|Modifications:||Overall I really like the fit of this sweater. Next time I would make it 1.5 inches longer, the armhole 1 inch deeper, and the top of the sleeve 2 inches narrower -- Shoulda, Coulda, Woulda
November 06, 2006
Leap of Faith
Oh that? I'll figure that out when I get to it. This, my friends, is my MO when it comes to designing my own sweaters. This overly optimistic, overly confident attitude allows me to enthusiastically jump off the cliff. So here I am -- dangling in mid-air -- waiting for my parachute to open. Where's my Vogue Knitting? I've got a lapel collar to figure out...
My seed stitch cardigan patiently waiting
for nona to figure out how to knit a lapel collar.
November 02, 2006
My knitting friend recently declared 2007 to be "The Year of Impulsive Knitting", this said as she prepares to wave good-bye to 2006 -- "The Year of No Sleeves". nona can relate to the lure of the impulsive. My Petals Collection Autumn Foliage socks -- poised for cast on -- have been placed back in the queue as I impulsively cast on a pair of Pomatomus using some Shibui sock yarn from my stash. How can you expect me to resist after seeing these and these?
November 01, 2006
Last fall at the Olema knitting retreat -- or workshop depending on your perspective -- my friend and I stalked a wonderful cardigan. Think seed stitch details, dart waist shaping, lapel collar, and silk/wool yarn. The kind of sweater that improves any outfit, including your pajamas. Yes we're both knitting one, jointly creating the pattern as we go along.
While working on her right front my partner-in-crime became obsessed with the horizontal buttonholes, frustrated by the small hole created to the left of the button hole. Hole? What hole? Did I have the hole? Sure enough, I too had a small hole next to each button hole -- previously unnoticed, but now glaring. My friend's buttonhole quest lead her to Elizabeth Zimmermann's Knitter's Almanac and the "definitive" one row horizontal buttonhole. Needless to say, I ripped out my right front and reknitted the thing using this excellent buttonhole.
At this point, experimental reader, I'm sure you're salivating to learn this ingenious buttonhole.
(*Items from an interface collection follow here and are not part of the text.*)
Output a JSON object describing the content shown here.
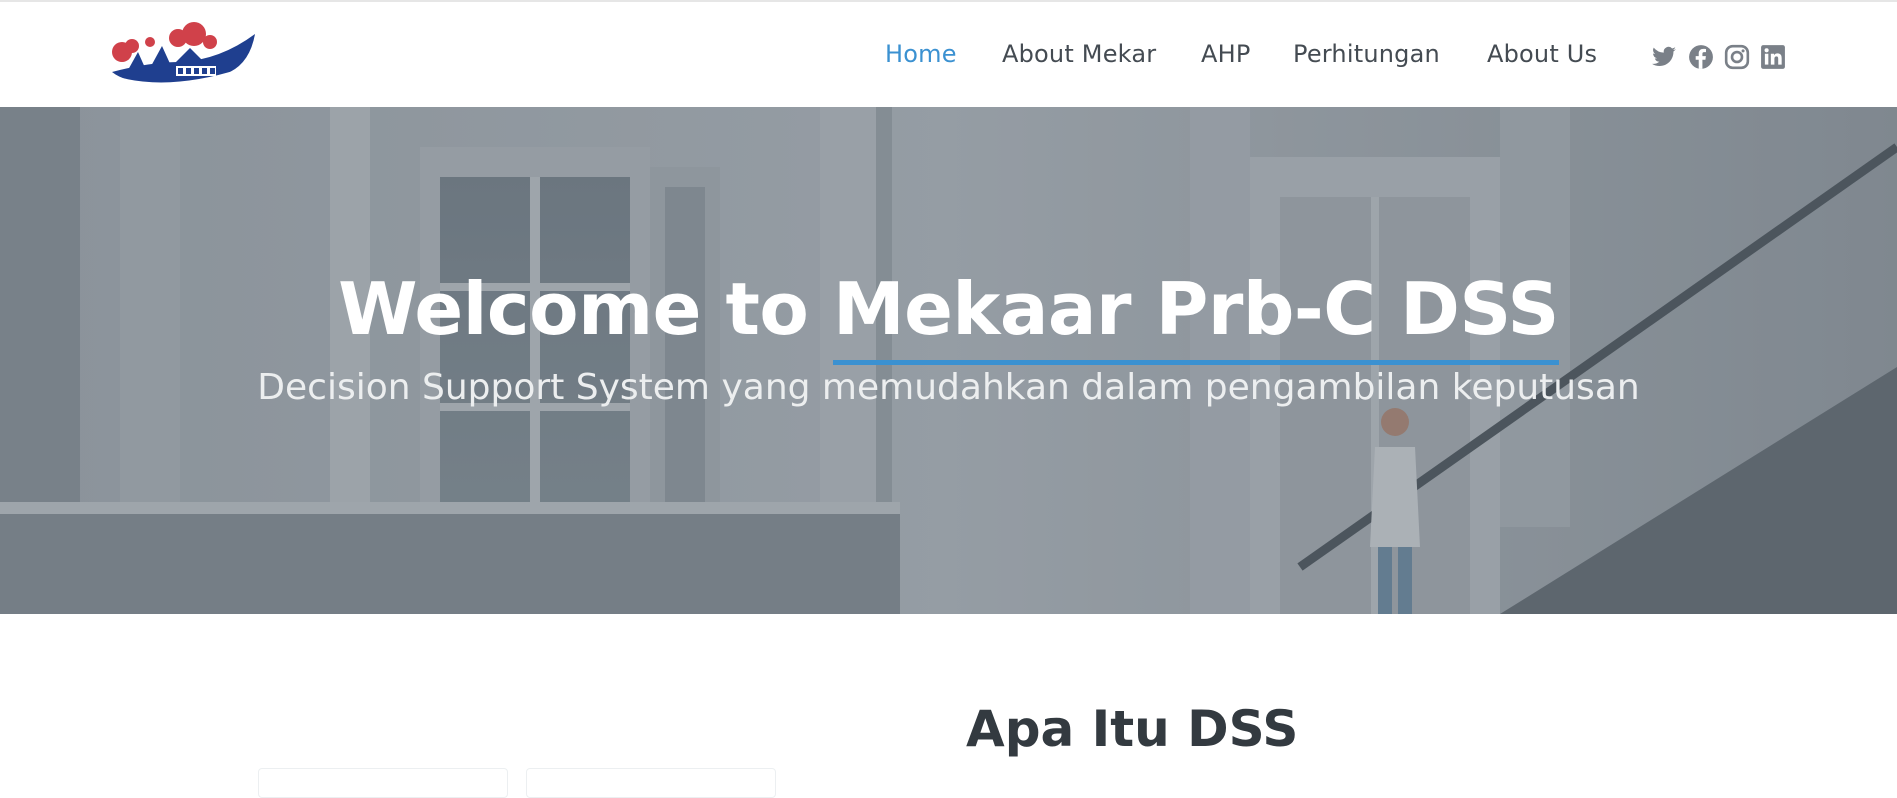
{
  "nav": {
    "items": [
      {
        "label": "Home",
        "active": true
      },
      {
        "label": "About Mekar",
        "active": false
      },
      {
        "label": "AHP",
        "active": false
      },
      {
        "label": "Perhitungan",
        "active": false
      },
      {
        "label": "About Us",
        "active": false
      }
    ],
    "social": [
      "twitter-icon",
      "facebook-icon",
      "instagram-icon",
      "linkedin-icon"
    ]
  },
  "hero": {
    "title_part1": "Welcome to ",
    "title_part2": "Mekaar Prb-C DSS",
    "subtitle": "Decision Support System yang memudahkan dalam pengambilan keputusan"
  },
  "about": {
    "title": "Apa Itu DSS"
  },
  "colors": {
    "accent": "#3b91d1",
    "nav_text": "#444b52",
    "logo_blue": "#1f3f8f",
    "logo_red": "#d0414a"
  }
}
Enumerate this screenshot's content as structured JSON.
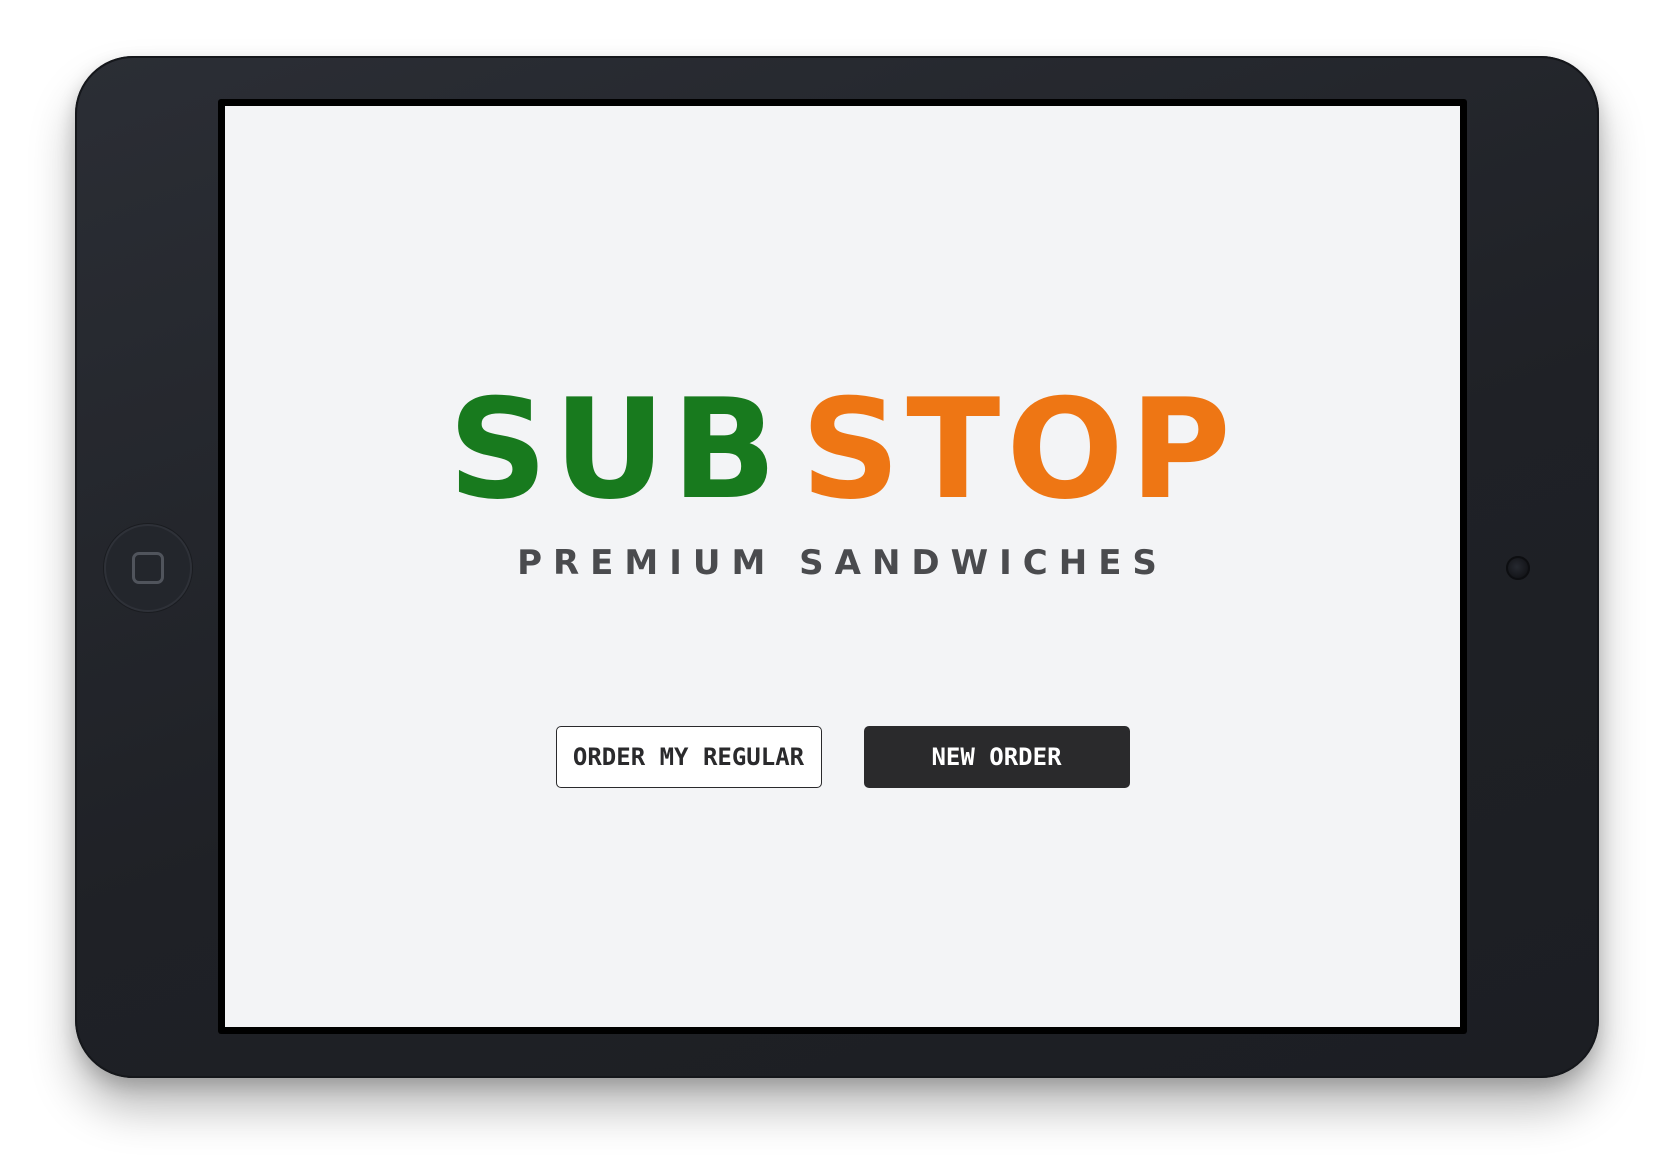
{
  "brand": {
    "name_part1": "SUB",
    "name_part2": "STOP",
    "tagline": "PREMIUM SANDWICHES",
    "color_part1": "#187a1e",
    "color_part2": "#ee7614"
  },
  "actions": {
    "order_regular_label": "ORDER MY REGULAR",
    "new_order_label": "NEW ORDER"
  },
  "device": {
    "home_button_icon": "home-square-icon",
    "camera_icon": "camera-lens-icon"
  }
}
Think me cruel, but I want you to learn this buttonhole from the original source. Really it's for your own good -- EZ is such a funny, opinionated, and clever woman that everyone needs to be exposed to her writings. Run -- don't walk -- to your nearest library or LYS, grab a copy of Knitter's Almanac and read the "July" chapter.
To quote Elizabeth Zimmermann from her classic, Knitting Without Tears:
It is little dodges like these that make a craft a joy; some of them one picks up from friends and enemies; some of them one discovers for oneself.
nona considers the one row horizontal buttonhole to be a little dodge I picked up from a friend.
All patterns, designs, content, and photographs Copyright 2004-2010 nonaKnits and Carolyn Quill Steele. All rights reserved. If you have any copyright questions or request, please ask -- nonaKnits at gmail dot com.